Origins of the Weave
The weave of jacquard finds its history in brocade. As far back as 4th century Byzantium, linens and wools were being woven into complex patterns to form beautiful fabrics. With the import of silk weaving around the 6th century, brocade became as luxurious to the touch as it was to the eyes. Byzantine craftsmen began to weave silk into brocades, damasks, and tapestry-like fabrics, suitable for even a king.
By the middle ages, brocades were so expensive that they were only available to the upper nobility and the very rich. In fact, these luxury fabrics often had precious metals and precious and semi-precious gems woven into them. Brocade soon became a symbol of wealth and power, and was favored by monarchs throughout the medieval world.
The nobility’s love affair with brocade continued into the Renaissance age, especially in Italy. Around the 15th century, the Italians began to make a name for themselves as makers of the finest fabrics in all of Europe, and this was in no small part due to the complexity and luxe quality of their silk brocades.
Throughout all of these centuries, brocades were woven by hand on large looms called draw looms. These looms required two people to operate, a weaver and a draw boy. The weaver would call out to the draw boy, letting him know which threads to lift and when, so that the correct colored threads would show through each line of weave.
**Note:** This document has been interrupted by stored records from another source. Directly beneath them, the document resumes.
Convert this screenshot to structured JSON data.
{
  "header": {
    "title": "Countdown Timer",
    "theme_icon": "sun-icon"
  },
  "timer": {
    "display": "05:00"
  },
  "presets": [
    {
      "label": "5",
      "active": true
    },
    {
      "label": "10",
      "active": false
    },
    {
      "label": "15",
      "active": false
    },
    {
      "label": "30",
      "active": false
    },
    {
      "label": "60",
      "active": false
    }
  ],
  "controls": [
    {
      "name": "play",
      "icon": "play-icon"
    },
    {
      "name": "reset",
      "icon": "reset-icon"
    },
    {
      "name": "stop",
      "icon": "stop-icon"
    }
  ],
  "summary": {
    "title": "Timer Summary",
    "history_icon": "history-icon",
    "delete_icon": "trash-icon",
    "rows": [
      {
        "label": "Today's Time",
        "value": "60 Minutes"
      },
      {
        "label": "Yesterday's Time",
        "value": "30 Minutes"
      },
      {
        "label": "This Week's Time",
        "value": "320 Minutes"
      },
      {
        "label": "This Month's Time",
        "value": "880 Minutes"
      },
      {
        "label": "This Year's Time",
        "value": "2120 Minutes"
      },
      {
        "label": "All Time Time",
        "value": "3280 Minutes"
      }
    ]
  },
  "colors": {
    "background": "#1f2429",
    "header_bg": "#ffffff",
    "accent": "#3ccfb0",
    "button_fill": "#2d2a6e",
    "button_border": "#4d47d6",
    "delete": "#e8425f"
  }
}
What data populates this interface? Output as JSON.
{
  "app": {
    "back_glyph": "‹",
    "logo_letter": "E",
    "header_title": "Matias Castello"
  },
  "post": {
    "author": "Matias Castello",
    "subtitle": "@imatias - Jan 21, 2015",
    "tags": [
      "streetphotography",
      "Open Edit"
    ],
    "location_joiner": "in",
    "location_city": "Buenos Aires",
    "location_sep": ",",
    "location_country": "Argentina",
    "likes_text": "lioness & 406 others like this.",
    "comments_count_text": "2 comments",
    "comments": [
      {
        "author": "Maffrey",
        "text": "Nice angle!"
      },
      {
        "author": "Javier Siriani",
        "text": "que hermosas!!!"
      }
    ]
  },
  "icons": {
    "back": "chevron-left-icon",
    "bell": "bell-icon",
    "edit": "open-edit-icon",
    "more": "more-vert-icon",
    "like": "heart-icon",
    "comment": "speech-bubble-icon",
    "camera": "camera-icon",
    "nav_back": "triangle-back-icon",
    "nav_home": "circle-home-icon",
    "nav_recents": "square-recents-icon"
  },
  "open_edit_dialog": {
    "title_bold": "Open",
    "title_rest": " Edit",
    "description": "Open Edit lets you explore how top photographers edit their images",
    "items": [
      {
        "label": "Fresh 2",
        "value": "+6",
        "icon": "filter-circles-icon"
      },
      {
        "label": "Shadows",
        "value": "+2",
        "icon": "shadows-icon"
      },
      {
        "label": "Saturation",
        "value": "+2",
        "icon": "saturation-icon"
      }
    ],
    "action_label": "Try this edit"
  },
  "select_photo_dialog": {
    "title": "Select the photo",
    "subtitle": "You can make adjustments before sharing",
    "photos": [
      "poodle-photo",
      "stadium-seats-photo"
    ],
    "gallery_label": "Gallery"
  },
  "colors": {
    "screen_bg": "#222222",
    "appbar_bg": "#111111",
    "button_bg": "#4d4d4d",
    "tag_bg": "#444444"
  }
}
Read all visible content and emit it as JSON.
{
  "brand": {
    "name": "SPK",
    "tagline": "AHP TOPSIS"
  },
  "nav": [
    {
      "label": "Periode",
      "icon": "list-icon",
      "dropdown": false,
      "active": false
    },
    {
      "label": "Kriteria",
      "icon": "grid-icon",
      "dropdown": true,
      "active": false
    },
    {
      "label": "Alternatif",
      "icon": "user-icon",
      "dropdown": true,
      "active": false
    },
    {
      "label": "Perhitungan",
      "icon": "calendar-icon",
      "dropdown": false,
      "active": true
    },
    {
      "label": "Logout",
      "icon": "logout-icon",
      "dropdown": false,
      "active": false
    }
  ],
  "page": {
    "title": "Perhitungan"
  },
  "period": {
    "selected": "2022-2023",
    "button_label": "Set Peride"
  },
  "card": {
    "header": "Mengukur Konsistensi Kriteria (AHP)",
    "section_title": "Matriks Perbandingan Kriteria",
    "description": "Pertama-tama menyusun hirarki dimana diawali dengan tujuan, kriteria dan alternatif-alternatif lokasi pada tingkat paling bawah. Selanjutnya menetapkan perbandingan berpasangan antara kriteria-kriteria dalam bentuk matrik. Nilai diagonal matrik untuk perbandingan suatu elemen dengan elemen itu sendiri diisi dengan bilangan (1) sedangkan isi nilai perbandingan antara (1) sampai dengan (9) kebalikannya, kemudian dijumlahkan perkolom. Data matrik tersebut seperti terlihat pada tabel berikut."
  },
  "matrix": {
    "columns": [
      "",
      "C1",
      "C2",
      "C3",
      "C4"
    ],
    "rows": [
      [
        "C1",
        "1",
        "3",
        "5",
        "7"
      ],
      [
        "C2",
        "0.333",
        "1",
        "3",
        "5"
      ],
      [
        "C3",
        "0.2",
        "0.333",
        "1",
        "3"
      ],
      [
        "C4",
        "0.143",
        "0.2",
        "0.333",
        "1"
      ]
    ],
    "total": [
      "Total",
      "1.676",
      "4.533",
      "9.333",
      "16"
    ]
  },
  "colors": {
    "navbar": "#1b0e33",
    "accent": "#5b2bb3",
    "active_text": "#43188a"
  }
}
This was an incredibly labor intensive and slow process. By the end of a full day, a good team of weaver and draw boy could expect to have completed roughly two square inches of finely patterned silk cloth. By the 1700s, several French inventors were hard at work to create a better loom, but one former draw boy had a vision that would change the world forever.
The Jacquard Loom
Joseph Marie Jacquard started out as a draw boy. Draw boys were always small children, as they had to be able to climb on top of the loom in order to work. They typically spent 6-8 hours a day working, lifting about 30 pounds of weaving reeds at a time, at the direction of the weaver. This was backbreaking work, often done in horrible conditions, and many draw boys were crippled by the profession. Jacquard knew there had to be a better way. He dedicated his life to finding one.
By the late 1700’s, machines were being developed to handle all sorts of repetitive tasks. They were already being widely used to create simple patterned fabrics, but brocades still required an artist’s touch, since their designs were far more complex. In order to create such a pattern, there would need to be a way to program the machine to change its weave depending on which line of the pattern was being created.
Jacquard created a simple but ingenious solution, using stiff punch cards similar to the reels still seen in player pianos and mechanical music boxes today. In 1801, his initial concept won him the attention of Napoleon himself, who called Jacquard to Paris and commissioned him to perfect his process in the national interest.
The final version, which debuted in 1804, became the world’s first programmable machine. It was later a strong influence for Charles Babbage, credited with creating the world’s first computer, as well as many other uses of punch cards in all sorts of modern applications. The punch cards he created are also thought to be the origin of binary code systems.
More than a century and a half after Monsieur Jacquard first revolutionized the textile industry, in the 1980’s the original electronic jacquard looms were brought to the market. Today, Jacquard’s punch card programming has widely been replaced by modern computer programming, allowing for far greater complexity of design. Yet the fabrics they produce still bear Jacquard’s name, an homage to the amazing advances he dreamed up centuries ago.
Modern jacquard fabrics can be made from a variety of different fibers, from natural cottons and silks, to man-made polyester and polyester cotton blends. What all of them have in common is the method of construction. Generally they are intricate in design, and tend to be stronger and thicker than many other types of weave. The hallmark of jacquard fabrics is that the design is woven into the fabric itself, rather than stamped, printed, or embroidered on top of it. Because of this, some jacquards are even reversible, with the negative of their pattern found on the back.
TYPES OF JACQUARD FABRIC
Technically, any fabric that uses the weaving process originally produced by weavers and loom boys, and then perfected by Joseph Marie Jacquard and those who came after him, is a jacquard fabric. In addition to those fabrics that bear his name, many other familiar weaves are part of this proud history. These include modern brocades, brocatelle, damask fabric, and tapestries. In fact, even our signature matelassé fabrics are woven on jacquard looms.
Generally, you’ll find these fabrics most commonly used in home goods and upholstery, because of their thickness and texturing. They are also seen in the brightly colored and patterned fabrics that make up sarees, as well as textured and patterned coats and formalwear.